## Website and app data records
-- -- --
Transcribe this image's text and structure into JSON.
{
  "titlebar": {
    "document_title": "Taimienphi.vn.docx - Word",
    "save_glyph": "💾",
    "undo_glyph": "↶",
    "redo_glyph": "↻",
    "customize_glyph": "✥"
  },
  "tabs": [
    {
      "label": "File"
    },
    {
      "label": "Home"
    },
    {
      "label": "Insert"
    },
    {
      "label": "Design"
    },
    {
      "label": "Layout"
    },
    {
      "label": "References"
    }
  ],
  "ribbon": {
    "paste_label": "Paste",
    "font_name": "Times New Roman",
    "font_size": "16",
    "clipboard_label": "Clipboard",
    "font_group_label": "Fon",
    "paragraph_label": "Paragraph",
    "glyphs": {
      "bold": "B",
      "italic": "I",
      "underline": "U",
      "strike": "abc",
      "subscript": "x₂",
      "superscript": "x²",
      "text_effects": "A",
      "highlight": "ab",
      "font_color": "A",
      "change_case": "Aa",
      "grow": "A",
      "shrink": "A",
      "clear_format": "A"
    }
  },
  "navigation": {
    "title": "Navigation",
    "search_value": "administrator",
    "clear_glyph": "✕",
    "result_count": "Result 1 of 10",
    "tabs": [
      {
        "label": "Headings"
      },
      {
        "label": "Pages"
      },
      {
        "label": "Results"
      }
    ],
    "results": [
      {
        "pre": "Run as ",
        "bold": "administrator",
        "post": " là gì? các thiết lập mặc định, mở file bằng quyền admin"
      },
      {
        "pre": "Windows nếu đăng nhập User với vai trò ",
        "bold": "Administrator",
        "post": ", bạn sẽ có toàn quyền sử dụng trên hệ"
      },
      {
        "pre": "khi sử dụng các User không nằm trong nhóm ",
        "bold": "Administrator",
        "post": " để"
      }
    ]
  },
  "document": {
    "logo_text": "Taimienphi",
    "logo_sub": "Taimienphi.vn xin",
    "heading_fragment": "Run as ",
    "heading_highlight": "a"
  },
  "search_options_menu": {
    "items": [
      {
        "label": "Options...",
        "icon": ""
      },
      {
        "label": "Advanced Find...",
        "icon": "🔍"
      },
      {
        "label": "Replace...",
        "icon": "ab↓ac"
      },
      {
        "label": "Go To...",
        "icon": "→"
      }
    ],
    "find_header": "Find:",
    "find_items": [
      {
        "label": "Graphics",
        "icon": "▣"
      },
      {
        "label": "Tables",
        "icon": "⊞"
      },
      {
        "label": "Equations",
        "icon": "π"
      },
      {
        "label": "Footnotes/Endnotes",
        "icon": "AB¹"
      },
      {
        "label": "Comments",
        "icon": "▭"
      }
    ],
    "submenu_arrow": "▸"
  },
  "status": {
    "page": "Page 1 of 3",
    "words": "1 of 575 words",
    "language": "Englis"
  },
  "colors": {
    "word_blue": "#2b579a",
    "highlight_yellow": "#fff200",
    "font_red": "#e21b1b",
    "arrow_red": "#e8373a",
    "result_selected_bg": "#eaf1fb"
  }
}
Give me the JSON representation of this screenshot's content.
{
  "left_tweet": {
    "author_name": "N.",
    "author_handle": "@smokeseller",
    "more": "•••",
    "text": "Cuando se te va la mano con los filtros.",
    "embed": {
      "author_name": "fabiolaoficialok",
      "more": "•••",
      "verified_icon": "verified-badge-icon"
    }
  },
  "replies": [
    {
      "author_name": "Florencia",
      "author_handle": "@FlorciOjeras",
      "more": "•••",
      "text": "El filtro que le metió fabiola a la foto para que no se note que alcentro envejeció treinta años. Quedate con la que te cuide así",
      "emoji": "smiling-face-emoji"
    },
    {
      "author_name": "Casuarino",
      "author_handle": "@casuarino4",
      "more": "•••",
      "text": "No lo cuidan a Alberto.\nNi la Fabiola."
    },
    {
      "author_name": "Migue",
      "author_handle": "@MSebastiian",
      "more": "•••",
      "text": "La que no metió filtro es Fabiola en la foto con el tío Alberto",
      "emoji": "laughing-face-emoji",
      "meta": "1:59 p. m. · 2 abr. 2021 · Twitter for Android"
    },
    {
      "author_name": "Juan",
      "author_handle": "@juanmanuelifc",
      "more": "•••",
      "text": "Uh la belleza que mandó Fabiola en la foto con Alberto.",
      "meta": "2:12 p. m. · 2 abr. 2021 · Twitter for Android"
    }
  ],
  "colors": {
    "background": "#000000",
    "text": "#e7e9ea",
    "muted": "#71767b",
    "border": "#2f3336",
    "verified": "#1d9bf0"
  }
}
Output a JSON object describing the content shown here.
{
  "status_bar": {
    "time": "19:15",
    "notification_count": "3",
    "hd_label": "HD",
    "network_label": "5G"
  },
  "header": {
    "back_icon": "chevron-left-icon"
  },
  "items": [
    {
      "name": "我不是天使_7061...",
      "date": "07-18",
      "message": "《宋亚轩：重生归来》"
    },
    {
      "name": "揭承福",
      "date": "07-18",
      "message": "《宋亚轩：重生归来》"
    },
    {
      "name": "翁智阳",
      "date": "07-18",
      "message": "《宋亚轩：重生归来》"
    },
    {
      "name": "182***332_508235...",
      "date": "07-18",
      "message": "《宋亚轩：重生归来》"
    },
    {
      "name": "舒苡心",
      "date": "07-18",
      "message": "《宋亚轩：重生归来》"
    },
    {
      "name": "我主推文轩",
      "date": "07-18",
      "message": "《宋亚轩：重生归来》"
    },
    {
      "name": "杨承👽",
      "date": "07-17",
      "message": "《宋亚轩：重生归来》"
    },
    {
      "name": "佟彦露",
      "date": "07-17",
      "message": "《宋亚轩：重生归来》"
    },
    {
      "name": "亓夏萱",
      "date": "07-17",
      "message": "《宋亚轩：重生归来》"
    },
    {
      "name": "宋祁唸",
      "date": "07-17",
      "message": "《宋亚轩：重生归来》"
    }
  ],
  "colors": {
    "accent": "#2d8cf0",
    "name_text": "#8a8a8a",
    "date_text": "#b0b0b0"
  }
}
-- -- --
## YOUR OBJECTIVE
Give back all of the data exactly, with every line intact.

## ANSWER BOX
Transcribe this image's text and structure into JSON.
{
  "titlebar": {
    "document_title": "Taimienphi.vn.docx - Word",
    "save_glyph": "💾",
    "undo_glyph": "↶",
    "redo_glyph": "↻",
    "customize_glyph": "✥"
  },
  "tabs": [
    {
      "label": "File"
    },
    {
      "label": "Home"
    },
    {
      "label": "Insert"
    },
    {
      "label": "Design"
    },
    {
      "label": "Layout"
    },
    {
      "label": "References"
    }
  ],
  "ribbon": {
    "paste_label": "Paste",
    "font_name": "Times New Roman",
    "font_size": "16",
    "clipboard_label": "Clipboard",
    "font_group_label": "Fon",
    "paragraph_label": "Paragraph",
    "glyphs": {
      "bold": "B",
      "italic": "I",
      "underline": "U",
      "strike": "abc",
      "subscript": "x₂",
      "superscript": "x²",
      "text_effects": "A",
      "highlight": "ab",
      "font_color": "A",
      "change_case": "Aa",
      "grow": "A",
      "shrink": "A",
      "clear_format": "A"
    }
  },
  "navigation": {
    "title": "Navigation",
    "search_value": "administrator",
    "clear_glyph": "✕",
    "result_count": "Result 1 of 10",
    "tabs": [
      {
        "label": "Headings"
      },
      {
        "label": "Pages"
      },
      {
        "label": "Results"
      }
    ],
    "results": [
      {
        "pre": "Run as ",
        "bold": "administrator",
        "post": " là gì? các thiết lập mặc định, mở file bằng quyền admin"
      },
      {
        "pre": "Windows nếu đăng nhập User với vai trò ",
        "bold": "Administrator",
        "post": ", bạn sẽ có toàn quyền sử dụng trên hệ"
      },
      {
        "pre": "khi sử dụng các User không nằm trong nhóm ",
        "bold": "Administrator",
        "post": " để"
      }
    ]
  },
  "document": {
    "logo_text": "Taimienphi",
    "logo_sub": "Taimienphi.vn xin",
    "heading_fragment": "Run as ",
    "heading_highlight": "a"
  },
  "search_options_menu": {
    "items": [
      {
        "label": "Options...",
        "icon": ""
      },
      {
        "label": "Advanced Find...",
        "icon": "🔍"
      },
      {
        "label": "Replace...",
        "icon": "ab↓ac"
      },
      {
        "label": "Go To...",
        "icon": "→"
      }
    ],
    "find_header": "Find:",
    "find_items": [
      {
        "label": "Graphics",
        "icon": "▣"
      },
      {
        "label": "Tables",
        "icon": "⊞"
      },
      {
        "label": "Equations",
        "icon": "π"
      },
      {
        "label": "Footnotes/Endnotes",
        "icon": "AB¹"
      },
      {
        "label": "Comments",
        "icon": "▭"
      }
    ],
    "submenu_arrow": "▸"
  },
  "status": {
    "page": "Page 1 of 3",
    "words": "1 of 575 words",
    "language": "Englis"
  },
  "colors": {
    "word_blue": "#2b579a",
    "highlight_yellow": "#fff200",
    "font_red": "#e21b1b",
    "arrow_red": "#e8373a",
    "result_selected_bg": "#eaf1fb"
  }
}
Give me the JSON representation of this screenshot's content.
{
  "left_tweet": {
    "author_name": "N.",
    "author_handle": "@smokeseller",
    "more": "•••",
    "text": "Cuando se te va la mano con los filtros.",
    "embed": {
      "author_name": "fabiolaoficialok",
      "more": "•••",
      "verified_icon": "verified-badge-icon"
    }
  },
  "replies": [
    {
      "author_name": "Florencia",
      "author_handle": "@FlorciOjeras",
      "more": "•••",
      "text": "El filtro que le metió fabiola a la foto para que no se note que alcentro envejeció treinta años. Quedate con la que te cuide así",
      "emoji": "smiling-face-emoji"
    },
    {
      "author_name": "Casuarino",
      "author_handle": "@casuarino4",
      "more": "•••",
      "text": "No lo cuidan a Alberto.\nNi la Fabiola."
    },
    {
      "author_name": "Migue",
      "author_handle": "@MSebastiian",
      "more": "•••",
      "text": "La que no metió filtro es Fabiola en la foto con el tío Alberto",
      "emoji": "laughing-face-emoji",
      "meta": "1:59 p. m. · 2 abr. 2021 · Twitter for Android"
    },
    {
      "author_name": "Juan",
      "author_handle": "@juanmanuelifc",
      "more": "•••",
      "text": "Uh la belleza que mandó Fabiola en la foto con Alberto.",
      "meta": "2:12 p. m. · 2 abr. 2021 · Twitter for Android"
    }
  ],
  "colors": {
    "background": "#000000",
    "text": "#e7e9ea",
    "muted": "#71767b",
    "border": "#2f3336",
    "verified": "#1d9bf0"
  }
}
Output a JSON object describing the content shown here.
{
  "status_bar": {
    "time": "19:15",
    "notification_count": "3",
    "hd_label": "HD",
    "network_label": "5G"
  },
  "header": {
    "back_icon": "chevron-left-icon"
  },
  "items": [
    {
      "name": "我不是天使_7061...",
      "date": "07-18",
      "message": "《宋亚轩：重生归来》"
    },
    {
      "name": "揭承福",
      "date": "07-18",
      "message": "《宋亚轩：重生归来》"
    },
    {
      "name": "翁智阳",
      "date": "07-18",
      "message": "《宋亚轩：重生归来》"
    },
    {
      "name": "182***332_508235...",
      "date": "07-18",
      "message": "《宋亚轩：重生归来》"
    },
    {
      "name": "舒苡心",
      "date": "07-18",
      "message": "《宋亚轩：重生归来》"
    },
    {
      "name": "我主推文轩",
      "date": "07-18",
      "message": "《宋亚轩：重生归来》"
    },
    {
      "name": "杨承👽",
      "date": "07-17",
      "message": "《宋亚轩：重生归来》"
    },
    {
      "name": "佟彦露",
      "date": "07-17",
      "message": "《宋亚轩：重生归来》"
    },
    {
      "name": "亓夏萱",
      "date": "07-17",
      "message": "《宋亚轩：重生归来》"
    },
    {
      "name": "宋祁唸",
      "date": "07-17",
      "message": "《宋亚轩：重生归来》"
    }
  ],
  "colors": {
    "accent": "#2d8cf0",
    "name_text": "#8a8a8a",
    "date_text": "#b0b0b0"
  }
}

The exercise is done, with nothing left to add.